**The data**:
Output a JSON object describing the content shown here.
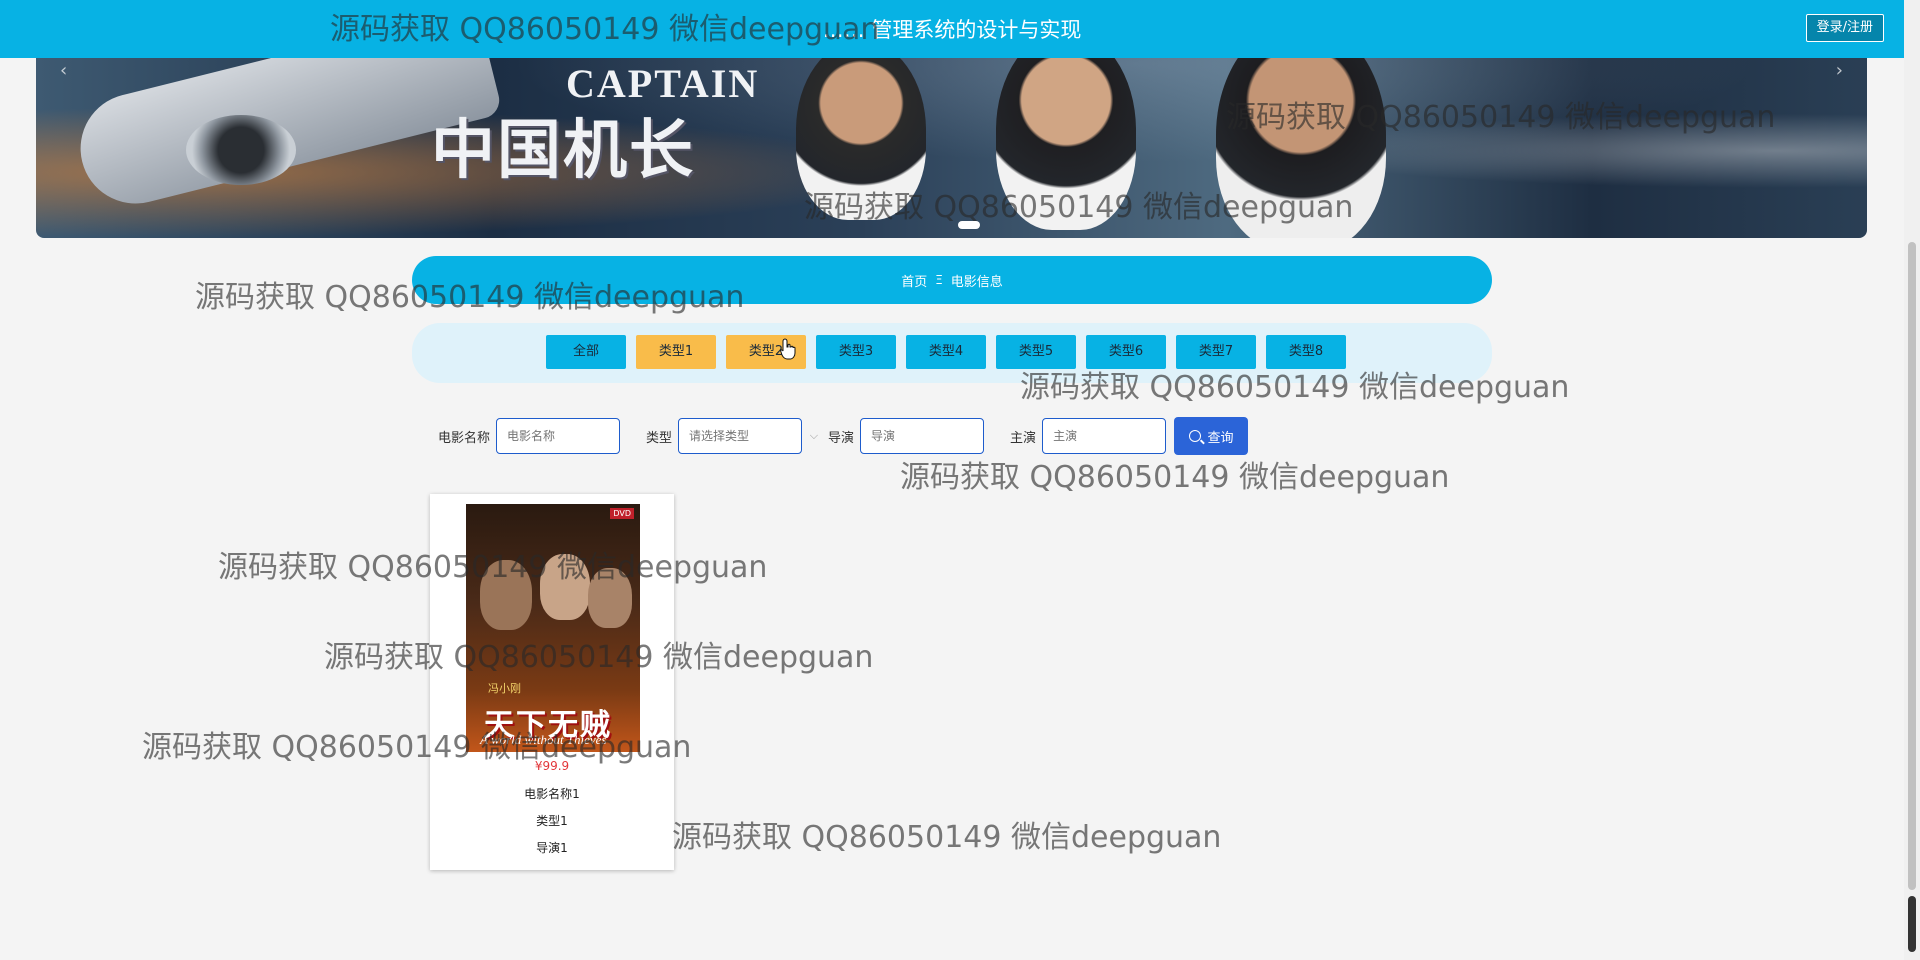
{
  "header": {
    "title": "…… 管理系统的设计与实现",
    "login_label": "登录/注册"
  },
  "banner": {
    "movie_en": "CAPTAIN",
    "movie_cn": "中国机长"
  },
  "breadcrumb": {
    "home": "首页",
    "separator": "Ξ",
    "current": "电影信息"
  },
  "categories": [
    "全部",
    "类型1",
    "类型2",
    "类型3",
    "类型4",
    "类型5",
    "类型6",
    "类型7",
    "类型8"
  ],
  "search": {
    "name_label": "电影名称",
    "name_placeholder": "电影名称",
    "type_label": "类型",
    "type_placeholder": "请选择类型",
    "director_label": "导演",
    "director_placeholder": "导演",
    "actor_label": "主演",
    "actor_placeholder": "主演",
    "query_label": "查询"
  },
  "movies": [
    {
      "poster_title_cn": "天下无贼",
      "poster_title_en": "A world without Thieves",
      "poster_sub": "冯小刚",
      "poster_badge": "DVD",
      "price": "¥99.9",
      "name": "电影名称1",
      "type": "类型1",
      "director": "导演1"
    }
  ],
  "watermark": "源码获取 QQ86050149 微信deepguan",
  "colors": {
    "primary": "#07b2e4",
    "accent_orange": "#f9bc4a",
    "query_button": "#2b64d8",
    "price": "#e2363a"
  }
}
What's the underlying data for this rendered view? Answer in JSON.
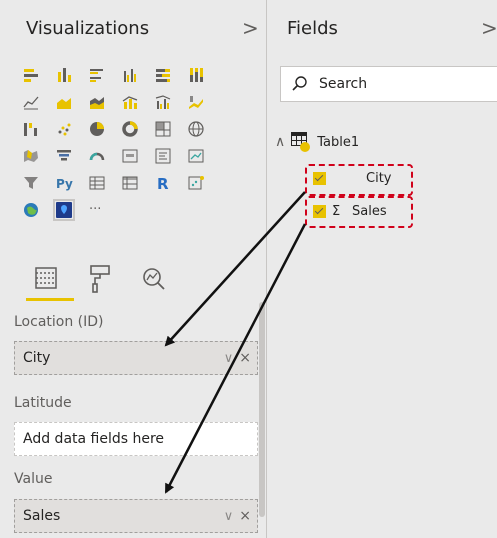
{
  "viz_panel": {
    "title": "Visualizations",
    "collapse_glyph": ">"
  },
  "fields_panel": {
    "title": "Fields",
    "collapse_glyph": ">"
  },
  "viz_icons": [
    "stacked-bar-chart-icon",
    "stacked-column-chart-icon",
    "clustered-bar-chart-icon",
    "clustered-column-chart-icon",
    "100-stacked-bar-chart-icon",
    "100-stacked-column-chart-icon",
    "line-chart-icon",
    "area-chart-icon",
    "stacked-area-chart-icon",
    "line-and-stacked-column-chart-icon",
    "line-and-clustered-column-chart-icon",
    "ribbon-chart-icon",
    "waterfall-chart-icon",
    "scatter-chart-icon",
    "pie-chart-icon",
    "donut-chart-icon",
    "treemap-icon",
    "map-icon",
    "filled-map-icon",
    "funnel-icon",
    "gauge-icon",
    "card-icon",
    "multi-row-card-icon",
    "kpi-icon",
    "slicer-icon",
    "python-visual-icon",
    "table-icon",
    "matrix-icon",
    "r-visual-icon",
    "key-influencers-icon",
    "arcgis-map-icon",
    "azure-map-icon",
    "more-visuals-icon"
  ],
  "viz_icon_text": {
    "python": "Py",
    "r": "R",
    "more": "···"
  },
  "tabs": [
    "fields-tab-icon",
    "format-tab-icon",
    "analytics-tab-icon"
  ],
  "wells": {
    "location": {
      "label": "Location (ID)",
      "value": "City"
    },
    "latitude": {
      "label": "Latitude",
      "placeholder": "Add data fields here"
    },
    "value": {
      "label": "Value",
      "value": "Sales"
    },
    "remove_glyph": "×",
    "expand_glyph": "∨"
  },
  "search": {
    "placeholder": "Search"
  },
  "table": {
    "name": "Table1",
    "expand_glyph": "∧",
    "fields": [
      {
        "name": "City",
        "checked": true,
        "sigma": ""
      },
      {
        "name": "Sales",
        "checked": true,
        "sigma": "Σ"
      }
    ]
  },
  "colors": {
    "accent": "#e8c200",
    "highlight": "#d0021b",
    "panel_bg": "#eaeaea",
    "arrow": "#111111"
  }
}
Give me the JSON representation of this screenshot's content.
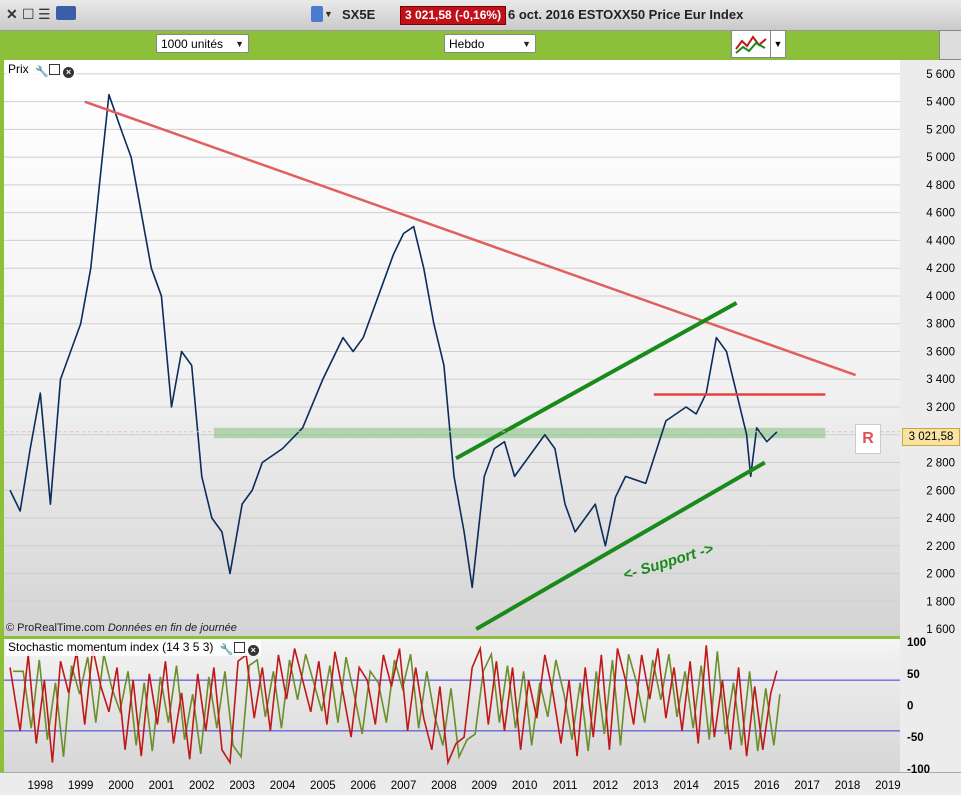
{
  "window": {
    "symbol": "SX5E",
    "price_badge": "3 021,58 (-0,16%)",
    "title": "6 oct. 2016 ESTOXX50 Price Eur Index"
  },
  "toolbar": {
    "units_select": "1000 unités",
    "period_select": "Hebdo"
  },
  "main_panel": {
    "label": "Prix",
    "credit_source": "© ProRealTime.com",
    "credit_note": "Données en fin de journée",
    "annotation_support": "<- Support ->",
    "resistance_tag": "R",
    "last_price_tag": "3 021,58"
  },
  "stoch_panel": {
    "label": "Stochastic momentum index (14 3 5 3)"
  },
  "colors": {
    "price_line": "#0b2d5b",
    "downtrend": "#e06060",
    "channel": "#1a8a1a",
    "support_zone": "#7ec27e",
    "resistance": "#e84040",
    "smi": "#c01818",
    "smi_signal": "#6a8e2a",
    "toolbar_bg": "#8cbf3a"
  },
  "chart_data": [
    {
      "type": "line",
      "x_ticks": [
        "1998",
        "1999",
        "2000",
        "2001",
        "2002",
        "2003",
        "2004",
        "2005",
        "2006",
        "2007",
        "2008",
        "2009",
        "2010",
        "2011",
        "2012",
        "2013",
        "2014",
        "2015",
        "2016",
        "2017",
        "2018",
        "2019"
      ],
      "y_ticks": [
        "1 600",
        "1 800",
        "2 000",
        "2 200",
        "2 400",
        "2 600",
        "2 800",
        "3 000",
        "3 200",
        "3 400",
        "3 600",
        "3 800",
        "4 000",
        "4 200",
        "4 400",
        "4 600",
        "4 800",
        "5 000",
        "5 200",
        "5 400",
        "5 600"
      ],
      "ylim": [
        1550,
        5700
      ],
      "xlim": [
        1997.6,
        2019.8
      ],
      "series": [
        {
          "x": [
            1997.75,
            1998.0,
            1998.25,
            1998.5,
            1998.75,
            1999.0,
            1999.25,
            1999.5,
            1999.75,
            2000.0,
            2000.2,
            2000.5,
            2000.75,
            2001.0,
            2001.25,
            2001.5,
            2001.75,
            2002.0,
            2002.25,
            2002.5,
            2002.75,
            2003.0,
            2003.2,
            2003.5,
            2003.75,
            2004.0,
            2004.5,
            2005.0,
            2005.5,
            2006.0,
            2006.25,
            2006.5,
            2007.0,
            2007.25,
            2007.5,
            2007.75,
            2008.0,
            2008.25,
            2008.5,
            2008.75,
            2009.0,
            2009.2,
            2009.5,
            2009.75,
            2010.0,
            2010.25,
            2010.5,
            2010.75,
            2011.0,
            2011.25,
            2011.5,
            2011.75,
            2012.0,
            2012.25,
            2012.5,
            2012.75,
            2013.0,
            2013.5,
            2014.0,
            2014.5,
            2014.75,
            2015.0,
            2015.25,
            2015.5,
            2015.75,
            2016.0,
            2016.1,
            2016.25,
            2016.5,
            2016.75
          ],
          "y": [
            2600,
            2450,
            2900,
            3300,
            2500,
            3400,
            3600,
            3800,
            4200,
            4900,
            5450,
            5200,
            5000,
            4600,
            4200,
            4000,
            3200,
            3600,
            3500,
            2700,
            2400,
            2300,
            2000,
            2500,
            2600,
            2800,
            2900,
            3050,
            3400,
            3700,
            3600,
            3700,
            4100,
            4300,
            4450,
            4500,
            4200,
            3800,
            3500,
            2700,
            2300,
            1900,
            2700,
            2900,
            2950,
            2700,
            2800,
            2900,
            3000,
            2900,
            2500,
            2300,
            2400,
            2500,
            2200,
            2550,
            2700,
            2650,
            3100,
            3200,
            3150,
            3300,
            3700,
            3600,
            3300,
            3000,
            2700,
            3050,
            2950,
            3020
          ]
        }
      ],
      "overlays": {
        "downtrend_line": {
          "x": [
            1999.6,
            2018.7
          ],
          "y": [
            5400,
            3430
          ]
        },
        "channel_upper": {
          "x": [
            2008.8,
            2015.75
          ],
          "y": [
            2830,
            3950
          ]
        },
        "channel_lower": {
          "x": [
            2009.3,
            2016.45
          ],
          "y": [
            1600,
            2800
          ]
        },
        "resistance_line": {
          "x": [
            2013.7,
            2017.95
          ],
          "y": [
            3290,
            3290
          ]
        },
        "support_zone": {
          "x": [
            2002.8,
            2017.95
          ],
          "y": [
            2975,
            3050
          ]
        },
        "last_price": 3021.58
      }
    },
    {
      "type": "line",
      "name": "Stochastic momentum index (14 3 5 3)",
      "y_ticks": [
        "100",
        "50",
        "0",
        "-50",
        "-100"
      ],
      "ylim": [
        -105,
        105
      ],
      "levels": [
        40,
        -40
      ],
      "series": [
        {
          "x": [
            1997.75,
            1998.0,
            1998.2,
            1998.4,
            1998.6,
            1998.8,
            1999.0,
            1999.2,
            1999.4,
            1999.6,
            1999.8,
            2000.0,
            2000.2,
            2000.4,
            2000.6,
            2000.8,
            2001.0,
            2001.2,
            2001.4,
            2001.6,
            2001.8,
            2002.0,
            2002.2,
            2002.4,
            2002.6,
            2002.8,
            2003.0,
            2003.2,
            2003.4,
            2003.6,
            2003.8,
            2004.0,
            2004.2,
            2004.4,
            2004.6,
            2004.8,
            2005.0,
            2005.2,
            2005.4,
            2005.6,
            2005.8,
            2006.0,
            2006.2,
            2006.4,
            2006.6,
            2006.8,
            2007.0,
            2007.2,
            2007.4,
            2007.6,
            2007.8,
            2008.0,
            2008.2,
            2008.4,
            2008.6,
            2008.8,
            2009.0,
            2009.2,
            2009.4,
            2009.6,
            2009.8,
            2010.0,
            2010.2,
            2010.4,
            2010.6,
            2010.8,
            2011.0,
            2011.2,
            2011.4,
            2011.6,
            2011.8,
            2012.0,
            2012.2,
            2012.4,
            2012.6,
            2012.8,
            2013.0,
            2013.2,
            2013.4,
            2013.6,
            2013.8,
            2014.0,
            2014.2,
            2014.4,
            2014.6,
            2014.8,
            2015.0,
            2015.2,
            2015.4,
            2015.6,
            2015.8,
            2016.0,
            2016.2,
            2016.4,
            2016.6,
            2016.75
          ],
          "y": [
            60,
            -40,
            80,
            -60,
            40,
            -90,
            70,
            20,
            85,
            -30,
            90,
            30,
            -10,
            60,
            -70,
            40,
            -80,
            50,
            -30,
            70,
            -60,
            20,
            -85,
            50,
            -40,
            60,
            -70,
            -90,
            70,
            80,
            -20,
            60,
            -40,
            80,
            10,
            90,
            40,
            -10,
            70,
            -30,
            85,
            20,
            -50,
            60,
            40,
            -30,
            80,
            30,
            90,
            -40,
            60,
            -20,
            -70,
            30,
            -90,
            -60,
            -50,
            60,
            90,
            -30,
            70,
            -40,
            60,
            -70,
            40,
            -20,
            80,
            20,
            -60,
            40,
            -80,
            60,
            -50,
            80,
            -70,
            90,
            40,
            -30,
            80,
            10,
            90,
            -20,
            60,
            -40,
            70,
            -60,
            95,
            -50,
            40,
            -70,
            60,
            -80,
            30,
            -70,
            20,
            55
          ]
        }
      ]
    }
  ]
}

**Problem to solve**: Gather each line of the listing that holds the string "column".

**Written response**:
    "stacked-column-chart-icon",
    "clustered-column-chart-icon",
    "100-stacked-column-chart-icon",
    "line-and-stacked-column-chart-icon",
    "line-and-clustered-column-chart-icon",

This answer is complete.